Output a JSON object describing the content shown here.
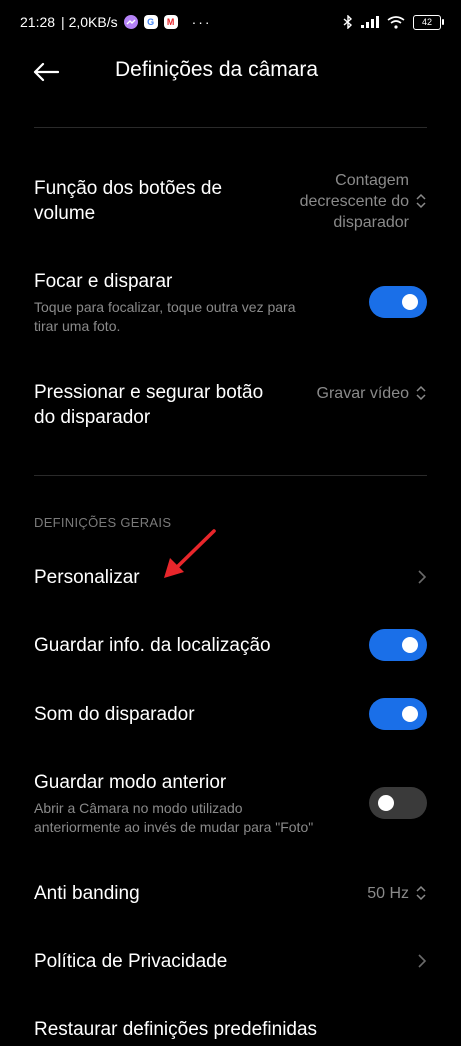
{
  "status_bar": {
    "time": "21:28",
    "network_speed": "| 2,0KB/s",
    "more": "···",
    "battery": "42",
    "icons": [
      "messenger-icon",
      "google-icon",
      "gmail-icon",
      "bluetooth-icon",
      "signal-icon",
      "wifi-icon",
      "battery-icon"
    ]
  },
  "header": {
    "title": "Definições da câmara",
    "back_icon": "arrow-left-icon"
  },
  "settings": {
    "volume_buttons": {
      "title_line1": "Função dos botões de",
      "title_line2": "volume",
      "value_line1": "Contagem",
      "value_line2": "decrescente do",
      "value_line3": "disparador"
    },
    "focus_shoot": {
      "title": "Focar e disparar",
      "sub_line1": "Toque para focalizar, toque outra vez para",
      "sub_line2": "tirar uma foto.",
      "enabled": true
    },
    "press_hold": {
      "title_line1": "Pressionar e segurar botão",
      "title_line2": "do disparador",
      "value": "Gravar vídeo"
    }
  },
  "general": {
    "section_label": "DEFINIÇÕES GERAIS",
    "customize": {
      "title": "Personalizar"
    },
    "save_location": {
      "title": "Guardar info. da localização",
      "enabled": true
    },
    "shutter_sound": {
      "title": "Som do disparador",
      "enabled": true
    },
    "save_previous_mode": {
      "title": "Guardar modo anterior",
      "sub_line1": "Abrir a Câmara no modo utilizado",
      "sub_line2": "anteriormente ao invés de mudar para \"Foto\"",
      "enabled": false
    },
    "anti_banding": {
      "title": "Anti banding",
      "value": "50 Hz"
    },
    "privacy": {
      "title": "Política de Privacidade"
    },
    "restore": {
      "title": "Restaurar definições predefinidas"
    }
  },
  "colors": {
    "background": "#000000",
    "toggle_on": "#1a6fe8",
    "toggle_off": "#3a3a3a",
    "annotation_arrow": "#e8262b",
    "secondary_text": "#8a8a8a"
  }
}
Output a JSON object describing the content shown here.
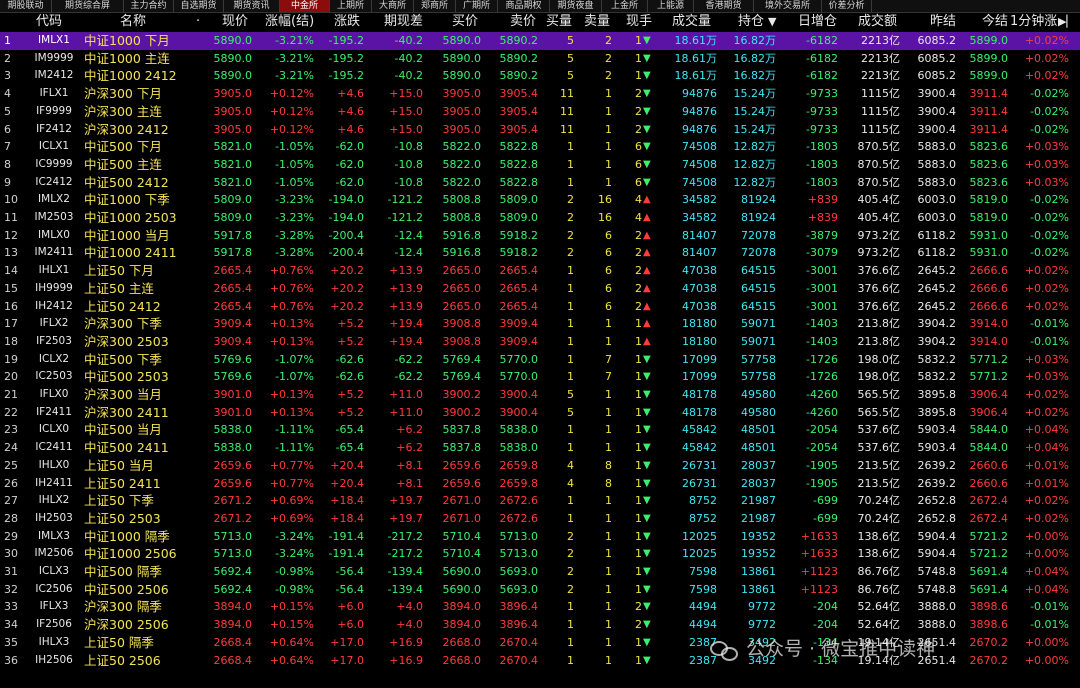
{
  "tabs": [
    "期股联动",
    "期货综合屏",
    "主力合约",
    "自选期货",
    "期货资讯",
    "中金所",
    "上期所",
    "大商所",
    "郑商所",
    "广期所",
    "商品期权",
    "期货夜盘",
    "上金所",
    "上能源",
    "香港期货",
    "境外交易所",
    "价差分析"
  ],
  "active_tab": "中金所",
  "header": {
    "idx": "",
    "code": "代码",
    "name": "名称",
    "dot": "·",
    "price": "现价",
    "pct": "涨幅(结)",
    "chg": "涨跌",
    "basis": "期现差",
    "bid": "买价",
    "ask": "卖价",
    "bidvol": "买量",
    "askvol": "卖量",
    "last": "现手",
    "vol": "成交量",
    "oi": "持仓",
    "oi_sort_icon": "arrow-down",
    "oichg": "日增仓",
    "amt": "成交额",
    "prev": "昨结",
    "today": "今结",
    "min1": "1分钟涨",
    "panel_icon": "expand-icon"
  },
  "colors": {
    "up": "#ff3b3b",
    "down": "#3cf06e",
    "name": "#f4e25a",
    "volume": "#40e6f2",
    "selected_row": "#5a13a5",
    "active_tab": "#8a0c0c"
  },
  "rows": [
    {
      "n": "1",
      "code": "IMLX1",
      "name": "中证1000 下月",
      "price": "5890.0",
      "pct": "-3.21%",
      "chg": "-195.2",
      "basis": "-40.2",
      "bid": "5890.0",
      "ask": "5890.2",
      "bv": "5",
      "av": "2",
      "lh": "1",
      "dir": "down",
      "vol": "18.61万",
      "oi": "16.82万",
      "oic": "-6182",
      "amt": "2213亿",
      "prev": "6085.2",
      "today": "5899.0",
      "m1": "+0.02%"
    },
    {
      "n": "2",
      "code": "IM9999",
      "name": "中证1000 主连",
      "price": "5890.0",
      "pct": "-3.21%",
      "chg": "-195.2",
      "basis": "-40.2",
      "bid": "5890.0",
      "ask": "5890.2",
      "bv": "5",
      "av": "2",
      "lh": "1",
      "dir": "down",
      "vol": "18.61万",
      "oi": "16.82万",
      "oic": "-6182",
      "amt": "2213亿",
      "prev": "6085.2",
      "today": "5899.0",
      "m1": "+0.02%"
    },
    {
      "n": "3",
      "code": "IM2412",
      "name": "中证1000 2412",
      "price": "5890.0",
      "pct": "-3.21%",
      "chg": "-195.2",
      "basis": "-40.2",
      "bid": "5890.0",
      "ask": "5890.2",
      "bv": "5",
      "av": "2",
      "lh": "1",
      "dir": "down",
      "vol": "18.61万",
      "oi": "16.82万",
      "oic": "-6182",
      "amt": "2213亿",
      "prev": "6085.2",
      "today": "5899.0",
      "m1": "+0.02%"
    },
    {
      "n": "4",
      "code": "IFLX1",
      "name": "沪深300 下月",
      "price": "3905.0",
      "pct": "+0.12%",
      "chg": "+4.6",
      "basis": "+15.0",
      "bid": "3905.0",
      "ask": "3905.4",
      "bv": "11",
      "av": "1",
      "lh": "2",
      "dir": "down",
      "vol": "94876",
      "oi": "15.24万",
      "oic": "-9733",
      "amt": "1115亿",
      "prev": "3900.4",
      "today": "3911.4",
      "m1": "-0.02%"
    },
    {
      "n": "5",
      "code": "IF9999",
      "name": "沪深300 主连",
      "price": "3905.0",
      "pct": "+0.12%",
      "chg": "+4.6",
      "basis": "+15.0",
      "bid": "3905.0",
      "ask": "3905.4",
      "bv": "11",
      "av": "1",
      "lh": "2",
      "dir": "down",
      "vol": "94876",
      "oi": "15.24万",
      "oic": "-9733",
      "amt": "1115亿",
      "prev": "3900.4",
      "today": "3911.4",
      "m1": "-0.02%"
    },
    {
      "n": "6",
      "code": "IF2412",
      "name": "沪深300 2412",
      "price": "3905.0",
      "pct": "+0.12%",
      "chg": "+4.6",
      "basis": "+15.0",
      "bid": "3905.0",
      "ask": "3905.4",
      "bv": "11",
      "av": "1",
      "lh": "2",
      "dir": "down",
      "vol": "94876",
      "oi": "15.24万",
      "oic": "-9733",
      "amt": "1115亿",
      "prev": "3900.4",
      "today": "3911.4",
      "m1": "-0.02%"
    },
    {
      "n": "7",
      "code": "ICLX1",
      "name": "中证500 下月",
      "price": "5821.0",
      "pct": "-1.05%",
      "chg": "-62.0",
      "basis": "-10.8",
      "bid": "5822.0",
      "ask": "5822.8",
      "bv": "1",
      "av": "1",
      "lh": "6",
      "dir": "down",
      "vol": "74508",
      "oi": "12.82万",
      "oic": "-1803",
      "amt": "870.5亿",
      "prev": "5883.0",
      "today": "5823.6",
      "m1": "+0.03%"
    },
    {
      "n": "8",
      "code": "IC9999",
      "name": "中证500 主连",
      "price": "5821.0",
      "pct": "-1.05%",
      "chg": "-62.0",
      "basis": "-10.8",
      "bid": "5822.0",
      "ask": "5822.8",
      "bv": "1",
      "av": "1",
      "lh": "6",
      "dir": "down",
      "vol": "74508",
      "oi": "12.82万",
      "oic": "-1803",
      "amt": "870.5亿",
      "prev": "5883.0",
      "today": "5823.6",
      "m1": "+0.03%"
    },
    {
      "n": "9",
      "code": "IC2412",
      "name": "中证500 2412",
      "price": "5821.0",
      "pct": "-1.05%",
      "chg": "-62.0",
      "basis": "-10.8",
      "bid": "5822.0",
      "ask": "5822.8",
      "bv": "1",
      "av": "1",
      "lh": "6",
      "dir": "down",
      "vol": "74508",
      "oi": "12.82万",
      "oic": "-1803",
      "amt": "870.5亿",
      "prev": "5883.0",
      "today": "5823.6",
      "m1": "+0.03%"
    },
    {
      "n": "10",
      "code": "IMLX2",
      "name": "中证1000 下季",
      "price": "5809.0",
      "pct": "-3.23%",
      "chg": "-194.0",
      "basis": "-121.2",
      "bid": "5808.8",
      "ask": "5809.0",
      "bv": "2",
      "av": "16",
      "lh": "4",
      "dir": "up",
      "vol": "34582",
      "oi": "81924",
      "oic": "+839",
      "amt": "405.4亿",
      "prev": "6003.0",
      "today": "5819.0",
      "m1": "-0.02%"
    },
    {
      "n": "11",
      "code": "IM2503",
      "name": "中证1000 2503",
      "price": "5809.0",
      "pct": "-3.23%",
      "chg": "-194.0",
      "basis": "-121.2",
      "bid": "5808.8",
      "ask": "5809.0",
      "bv": "2",
      "av": "16",
      "lh": "4",
      "dir": "up",
      "vol": "34582",
      "oi": "81924",
      "oic": "+839",
      "amt": "405.4亿",
      "prev": "6003.0",
      "today": "5819.0",
      "m1": "-0.02%"
    },
    {
      "n": "12",
      "code": "IMLX0",
      "name": "中证1000 当月",
      "price": "5917.8",
      "pct": "-3.28%",
      "chg": "-200.4",
      "basis": "-12.4",
      "bid": "5916.8",
      "ask": "5918.2",
      "bv": "2",
      "av": "6",
      "lh": "2",
      "dir": "up",
      "vol": "81407",
      "oi": "72078",
      "oic": "-3879",
      "amt": "973.2亿",
      "prev": "6118.2",
      "today": "5931.0",
      "m1": "-0.02%"
    },
    {
      "n": "13",
      "code": "IM2411",
      "name": "中证1000 2411",
      "price": "5917.8",
      "pct": "-3.28%",
      "chg": "-200.4",
      "basis": "-12.4",
      "bid": "5916.8",
      "ask": "5918.2",
      "bv": "2",
      "av": "6",
      "lh": "2",
      "dir": "up",
      "vol": "81407",
      "oi": "72078",
      "oic": "-3079",
      "amt": "973.2亿",
      "prev": "6118.2",
      "today": "5931.0",
      "m1": "-0.02%"
    },
    {
      "n": "14",
      "code": "IHLX1",
      "name": "上证50 下月",
      "price": "2665.4",
      "pct": "+0.76%",
      "chg": "+20.2",
      "basis": "+13.9",
      "bid": "2665.0",
      "ask": "2665.4",
      "bv": "1",
      "av": "6",
      "lh": "2",
      "dir": "up",
      "vol": "47038",
      "oi": "64515",
      "oic": "-3001",
      "amt": "376.6亿",
      "prev": "2645.2",
      "today": "2666.6",
      "m1": "+0.02%"
    },
    {
      "n": "15",
      "code": "IH9999",
      "name": "上证50 主连",
      "price": "2665.4",
      "pct": "+0.76%",
      "chg": "+20.2",
      "basis": "+13.9",
      "bid": "2665.0",
      "ask": "2665.4",
      "bv": "1",
      "av": "6",
      "lh": "2",
      "dir": "up",
      "vol": "47038",
      "oi": "64515",
      "oic": "-3001",
      "amt": "376.6亿",
      "prev": "2645.2",
      "today": "2666.6",
      "m1": "+0.02%"
    },
    {
      "n": "16",
      "code": "IH2412",
      "name": "上证50 2412",
      "price": "2665.4",
      "pct": "+0.76%",
      "chg": "+20.2",
      "basis": "+13.9",
      "bid": "2665.0",
      "ask": "2665.4",
      "bv": "1",
      "av": "6",
      "lh": "2",
      "dir": "up",
      "vol": "47038",
      "oi": "64515",
      "oic": "-3001",
      "amt": "376.6亿",
      "prev": "2645.2",
      "today": "2666.6",
      "m1": "+0.02%"
    },
    {
      "n": "17",
      "code": "IFLX2",
      "name": "沪深300 下季",
      "price": "3909.4",
      "pct": "+0.13%",
      "chg": "+5.2",
      "basis": "+19.4",
      "bid": "3908.8",
      "ask": "3909.4",
      "bv": "1",
      "av": "1",
      "lh": "1",
      "dir": "up",
      "vol": "18180",
      "oi": "59071",
      "oic": "-1403",
      "amt": "213.8亿",
      "prev": "3904.2",
      "today": "3914.0",
      "m1": "-0.01%"
    },
    {
      "n": "18",
      "code": "IF2503",
      "name": "沪深300 2503",
      "price": "3909.4",
      "pct": "+0.13%",
      "chg": "+5.2",
      "basis": "+19.4",
      "bid": "3908.8",
      "ask": "3909.4",
      "bv": "1",
      "av": "1",
      "lh": "1",
      "dir": "up",
      "vol": "18180",
      "oi": "59071",
      "oic": "-1403",
      "amt": "213.8亿",
      "prev": "3904.2",
      "today": "3914.0",
      "m1": "-0.01%"
    },
    {
      "n": "19",
      "code": "ICLX2",
      "name": "中证500 下季",
      "price": "5769.6",
      "pct": "-1.07%",
      "chg": "-62.6",
      "basis": "-62.2",
      "bid": "5769.4",
      "ask": "5770.0",
      "bv": "1",
      "av": "7",
      "lh": "1",
      "dir": "down",
      "vol": "17099",
      "oi": "57758",
      "oic": "-1726",
      "amt": "198.0亿",
      "prev": "5832.2",
      "today": "5771.2",
      "m1": "+0.03%"
    },
    {
      "n": "20",
      "code": "IC2503",
      "name": "中证500 2503",
      "price": "5769.6",
      "pct": "-1.07%",
      "chg": "-62.6",
      "basis": "-62.2",
      "bid": "5769.4",
      "ask": "5770.0",
      "bv": "1",
      "av": "7",
      "lh": "1",
      "dir": "down",
      "vol": "17099",
      "oi": "57758",
      "oic": "-1726",
      "amt": "198.0亿",
      "prev": "5832.2",
      "today": "5771.2",
      "m1": "+0.03%"
    },
    {
      "n": "21",
      "code": "IFLX0",
      "name": "沪深300 当月",
      "price": "3901.0",
      "pct": "+0.13%",
      "chg": "+5.2",
      "basis": "+11.0",
      "bid": "3900.2",
      "ask": "3900.4",
      "bv": "5",
      "av": "1",
      "lh": "1",
      "dir": "down",
      "vol": "48178",
      "oi": "49580",
      "oic": "-4260",
      "amt": "565.5亿",
      "prev": "3895.8",
      "today": "3906.4",
      "m1": "+0.02%"
    },
    {
      "n": "22",
      "code": "IF2411",
      "name": "沪深300 2411",
      "price": "3901.0",
      "pct": "+0.13%",
      "chg": "+5.2",
      "basis": "+11.0",
      "bid": "3900.2",
      "ask": "3900.4",
      "bv": "5",
      "av": "1",
      "lh": "1",
      "dir": "down",
      "vol": "48178",
      "oi": "49580",
      "oic": "-4260",
      "amt": "565.5亿",
      "prev": "3895.8",
      "today": "3906.4",
      "m1": "+0.02%"
    },
    {
      "n": "23",
      "code": "ICLX0",
      "name": "中证500 当月",
      "price": "5838.0",
      "pct": "-1.11%",
      "chg": "-65.4",
      "basis": "+6.2",
      "bid": "5837.8",
      "ask": "5838.0",
      "bv": "1",
      "av": "1",
      "lh": "1",
      "dir": "down",
      "vol": "45842",
      "oi": "48501",
      "oic": "-2054",
      "amt": "537.6亿",
      "prev": "5903.4",
      "today": "5844.0",
      "m1": "+0.04%"
    },
    {
      "n": "24",
      "code": "IC2411",
      "name": "中证500 2411",
      "price": "5838.0",
      "pct": "-1.11%",
      "chg": "-65.4",
      "basis": "+6.2",
      "bid": "5837.8",
      "ask": "5838.0",
      "bv": "1",
      "av": "1",
      "lh": "1",
      "dir": "down",
      "vol": "45842",
      "oi": "48501",
      "oic": "-2054",
      "amt": "537.6亿",
      "prev": "5903.4",
      "today": "5844.0",
      "m1": "+0.04%"
    },
    {
      "n": "25",
      "code": "IHLX0",
      "name": "上证50 当月",
      "price": "2659.6",
      "pct": "+0.77%",
      "chg": "+20.4",
      "basis": "+8.1",
      "bid": "2659.6",
      "ask": "2659.8",
      "bv": "4",
      "av": "8",
      "lh": "1",
      "dir": "down",
      "vol": "26731",
      "oi": "28037",
      "oic": "-1905",
      "amt": "213.5亿",
      "prev": "2639.2",
      "today": "2660.6",
      "m1": "+0.01%"
    },
    {
      "n": "26",
      "code": "IH2411",
      "name": "上证50 2411",
      "price": "2659.6",
      "pct": "+0.77%",
      "chg": "+20.4",
      "basis": "+8.1",
      "bid": "2659.6",
      "ask": "2659.8",
      "bv": "4",
      "av": "8",
      "lh": "1",
      "dir": "down",
      "vol": "26731",
      "oi": "28037",
      "oic": "-1905",
      "amt": "213.5亿",
      "prev": "2639.2",
      "today": "2660.6",
      "m1": "+0.01%"
    },
    {
      "n": "27",
      "code": "IHLX2",
      "name": "上证50 下季",
      "price": "2671.2",
      "pct": "+0.69%",
      "chg": "+18.4",
      "basis": "+19.7",
      "bid": "2671.0",
      "ask": "2672.6",
      "bv": "1",
      "av": "1",
      "lh": "1",
      "dir": "down",
      "vol": "8752",
      "oi": "21987",
      "oic": "-699",
      "amt": "70.24亿",
      "prev": "2652.8",
      "today": "2672.4",
      "m1": "+0.02%"
    },
    {
      "n": "28",
      "code": "IH2503",
      "name": "上证50 2503",
      "price": "2671.2",
      "pct": "+0.69%",
      "chg": "+18.4",
      "basis": "+19.7",
      "bid": "2671.0",
      "ask": "2672.6",
      "bv": "1",
      "av": "1",
      "lh": "1",
      "dir": "down",
      "vol": "8752",
      "oi": "21987",
      "oic": "-699",
      "amt": "70.24亿",
      "prev": "2652.8",
      "today": "2672.4",
      "m1": "+0.02%"
    },
    {
      "n": "29",
      "code": "IMLX3",
      "name": "中证1000 隔季",
      "price": "5713.0",
      "pct": "-3.24%",
      "chg": "-191.4",
      "basis": "-217.2",
      "bid": "5710.4",
      "ask": "5713.0",
      "bv": "2",
      "av": "1",
      "lh": "1",
      "dir": "down",
      "vol": "12025",
      "oi": "19352",
      "oic": "+1633",
      "amt": "138.6亿",
      "prev": "5904.4",
      "today": "5721.2",
      "m1": "+0.00%"
    },
    {
      "n": "30",
      "code": "IM2506",
      "name": "中证1000 2506",
      "price": "5713.0",
      "pct": "-3.24%",
      "chg": "-191.4",
      "basis": "-217.2",
      "bid": "5710.4",
      "ask": "5713.0",
      "bv": "2",
      "av": "1",
      "lh": "1",
      "dir": "down",
      "vol": "12025",
      "oi": "19352",
      "oic": "+1633",
      "amt": "138.6亿",
      "prev": "5904.4",
      "today": "5721.2",
      "m1": "+0.00%"
    },
    {
      "n": "31",
      "code": "ICLX3",
      "name": "中证500 隔季",
      "price": "5692.4",
      "pct": "-0.98%",
      "chg": "-56.4",
      "basis": "-139.4",
      "bid": "5690.0",
      "ask": "5693.0",
      "bv": "2",
      "av": "1",
      "lh": "1",
      "dir": "down",
      "vol": "7598",
      "oi": "13861",
      "oic": "+1123",
      "amt": "86.76亿",
      "prev": "5748.8",
      "today": "5691.4",
      "m1": "+0.04%"
    },
    {
      "n": "32",
      "code": "IC2506",
      "name": "中证500 2506",
      "price": "5692.4",
      "pct": "-0.98%",
      "chg": "-56.4",
      "basis": "-139.4",
      "bid": "5690.0",
      "ask": "5693.0",
      "bv": "2",
      "av": "1",
      "lh": "1",
      "dir": "down",
      "vol": "7598",
      "oi": "13861",
      "oic": "+1123",
      "amt": "86.76亿",
      "prev": "5748.8",
      "today": "5691.4",
      "m1": "+0.04%"
    },
    {
      "n": "33",
      "code": "IFLX3",
      "name": "沪深300 隔季",
      "price": "3894.0",
      "pct": "+0.15%",
      "chg": "+6.0",
      "basis": "+4.0",
      "bid": "3894.0",
      "ask": "3896.4",
      "bv": "1",
      "av": "1",
      "lh": "2",
      "dir": "down",
      "vol": "4494",
      "oi": "9772",
      "oic": "-204",
      "amt": "52.64亿",
      "prev": "3888.0",
      "today": "3898.6",
      "m1": "-0.01%"
    },
    {
      "n": "34",
      "code": "IF2506",
      "name": "沪深300 2506",
      "price": "3894.0",
      "pct": "+0.15%",
      "chg": "+6.0",
      "basis": "+4.0",
      "bid": "3894.0",
      "ask": "3896.4",
      "bv": "1",
      "av": "1",
      "lh": "2",
      "dir": "down",
      "vol": "4494",
      "oi": "9772",
      "oic": "-204",
      "amt": "52.64亿",
      "prev": "3888.0",
      "today": "3898.6",
      "m1": "-0.01%"
    },
    {
      "n": "35",
      "code": "IHLX3",
      "name": "上证50 隔季",
      "price": "2668.4",
      "pct": "+0.64%",
      "chg": "+17.0",
      "basis": "+16.9",
      "bid": "2668.0",
      "ask": "2670.4",
      "bv": "1",
      "av": "1",
      "lh": "1",
      "dir": "down",
      "vol": "2387",
      "oi": "3492",
      "oic": "-134",
      "amt": "19.14亿",
      "prev": "2651.4",
      "today": "2670.2",
      "m1": "+0.00%"
    },
    {
      "n": "36",
      "code": "IH2506",
      "name": "上证50 2506",
      "price": "2668.4",
      "pct": "+0.64%",
      "chg": "+17.0",
      "basis": "+16.9",
      "bid": "2668.0",
      "ask": "2670.4",
      "bv": "1",
      "av": "1",
      "lh": "1",
      "dir": "down",
      "vol": "2387",
      "oi": "3492",
      "oic": "-134",
      "amt": "19.14亿",
      "prev": "2651.4",
      "today": "2670.2",
      "m1": "+0.00%"
    }
  ],
  "watermark": "公众号 · 微宝推中读神"
}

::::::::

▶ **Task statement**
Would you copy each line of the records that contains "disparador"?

▶ **Result of the exercise**
      "value_line3": "disparador"
      "title_line2": "do disparador",
      "title": "Som do disparador",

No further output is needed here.